Plans to demolish some of the old structures within the Corrimal cokeworks are on hold after Wollongong City Council placed an Interim Heritage Order on the site.
The council says it acted after finding out last week that a private certifier's approval to knock down some structures had been acquired by owner the Illawarra Coke Company and developer Legacy Property.
"Council received notification on 15 May 2019 that the developer had obtained approval through a private certifier to demolish a number of structures found on site," a council spokesman told the Mercury.
"Council raised concern with the developer that demolition of any structures at this point in time would be inconsistent with council's April 2018 resolution to advance the rezoning proposal subject to a local heritage listing of part of the site.
"The Interim Heritage Order will prevent demolition of any structures until the heritage significance of the site can be properly considered by council."
Illawarra Coke Company director Kate Strahorn confirmed the intention to demolish some of the buildings, saying it was for safety reasons, and said this had been well communicated.
"In response to our safety and security concerns, our intention was to demolish a series of derelict buildings and structures that were not deemed to be of high heritage significance," Ms Strahorn said.
"We had planned the demolition works and had communicated the plans with the community at the community information sessions held in late March and in our regular updates with Wollongong City Council.
"The planned demolition works were pending further discussions and communication with council."
ICC and Legacy want to build a 700-home development on the site, which closed in 2014 after 100 years operating.
The council spokesman said heritage listings and studies were meant to happen before demolition.

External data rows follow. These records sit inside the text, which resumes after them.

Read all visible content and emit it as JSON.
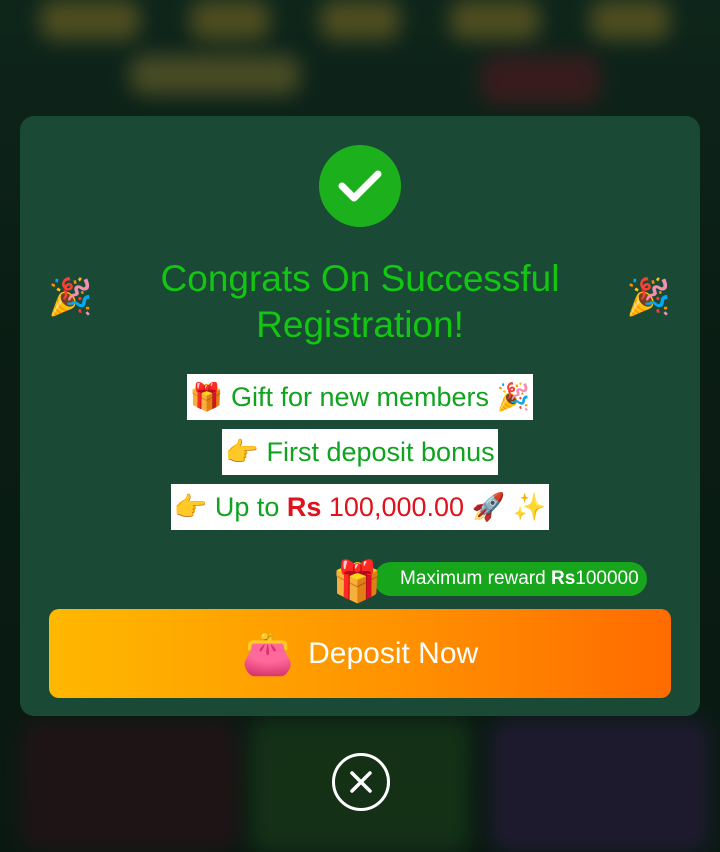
{
  "modal": {
    "title": "Congrats On Successful Registration!",
    "confetti_left": "🎉",
    "confetti_right": "🎉",
    "lines": [
      {
        "text": "🎁 Gift for new members 🎉"
      },
      {
        "text": "👉 First deposit bonus"
      },
      {
        "prefix": "👉 Up to ",
        "currency": "Rs",
        "amount": " 100,000.00",
        "suffix": " 🚀 ✨"
      }
    ],
    "reward": {
      "icon": "🎁",
      "label": "Maximum reward ",
      "currency": "Rs",
      "amount": "100000"
    },
    "deposit_button": {
      "icon": "👛",
      "label": "Deposit Now"
    },
    "close_icon": "close-circle-icon"
  },
  "colors": {
    "modal_bg": "#1a4a36",
    "title": "#12c612",
    "success_check": "#1cb11c",
    "reward_badge": "#17a51c",
    "deposit_gradient_start": "#ffb800",
    "deposit_gradient_end": "#ff6b00",
    "currency": "#e0121c"
  }
}
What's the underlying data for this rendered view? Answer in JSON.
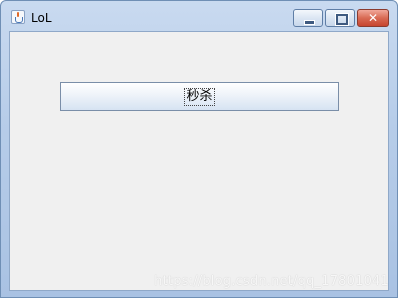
{
  "window": {
    "title": "LoL",
    "icon": "java-coffee-icon"
  },
  "titlebar_buttons": {
    "minimize_icon": "minimize-icon",
    "maximize_icon": "maximize-icon",
    "close_icon": "close-icon",
    "close_glyph": "✕"
  },
  "main": {
    "button_label": "秒杀"
  },
  "watermark": "https://blog.csdn.net/qq_17801041",
  "colors": {
    "client_background": "#f0f0f0",
    "titlebar": "#b7cde9",
    "close_button": "#c7452f"
  }
}
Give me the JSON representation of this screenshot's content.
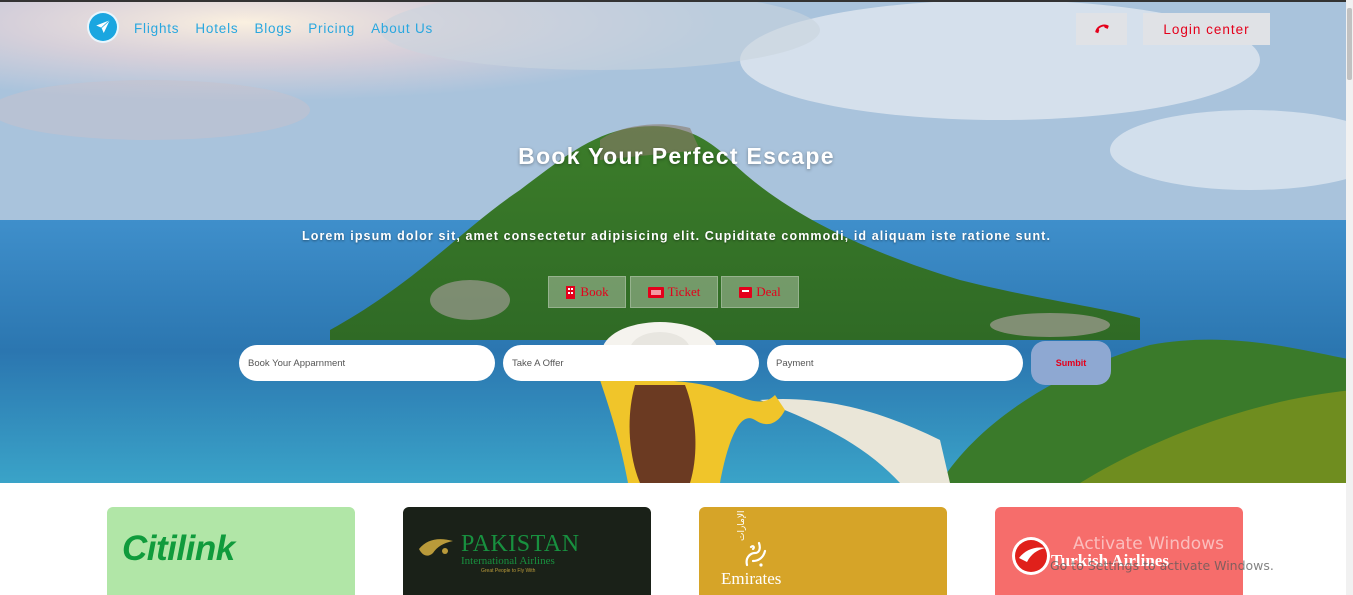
{
  "nav": {
    "items": [
      "Flights",
      "Hotels",
      "Blogs",
      "Pricing",
      "About Us"
    ],
    "logo_icon": "airplane-icon",
    "phone_icon": "phone-icon",
    "login_label": "Login center"
  },
  "hero": {
    "title": "Book Your Perfect Escape",
    "subtitle": "Lorem ipsum dolor sit, amet consectetur adipisicing elit. Cupiditate commodi, id aliquam iste ratione sunt.",
    "pills": [
      {
        "label": "Book",
        "icon": "building-icon"
      },
      {
        "label": "Ticket",
        "icon": "ticket-icon"
      },
      {
        "label": "Deal",
        "icon": "deal-icon"
      }
    ]
  },
  "form": {
    "field1_placeholder": "Book Your Apparnment",
    "field2_placeholder": "Take A Offer",
    "field3_placeholder": "Payment",
    "submit_label": "Sumbit"
  },
  "airlines": {
    "citilink": "Citilink",
    "pakistan_name": "PAKISTAN",
    "pakistan_sub": "International Airlines",
    "pakistan_tag": "Great People to Fly With",
    "emirates": "Emirates",
    "emirates_arabic": "طيران الإمارات",
    "turkish": "Turkish Airlines"
  },
  "watermark": {
    "title": "Activate Windows",
    "subtitle": "Go to Settings to activate Windows."
  },
  "colors": {
    "accent_red": "#e4001b",
    "nav_blue": "#29a7df",
    "submit_bg": "#8ea8d2"
  }
}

"[It] included the progression of a draft Heritage Listing for certain buildings and structures," the spokesman said. "The resolution also required the preparation of additional heritage (and other) studies, followed by a public exhibition process."
Ms Strahorn said the developers had "always been committed to a collaborative planning process with Wollongong City Council".
"While we believe that applying an Interim Heritage Order was unnecessary, we are happy to defer any demolition works to ensure council can complete its assessment of the planning proposal," she said.
The six-month order has the effect of making the council the consent authority for any demolition work.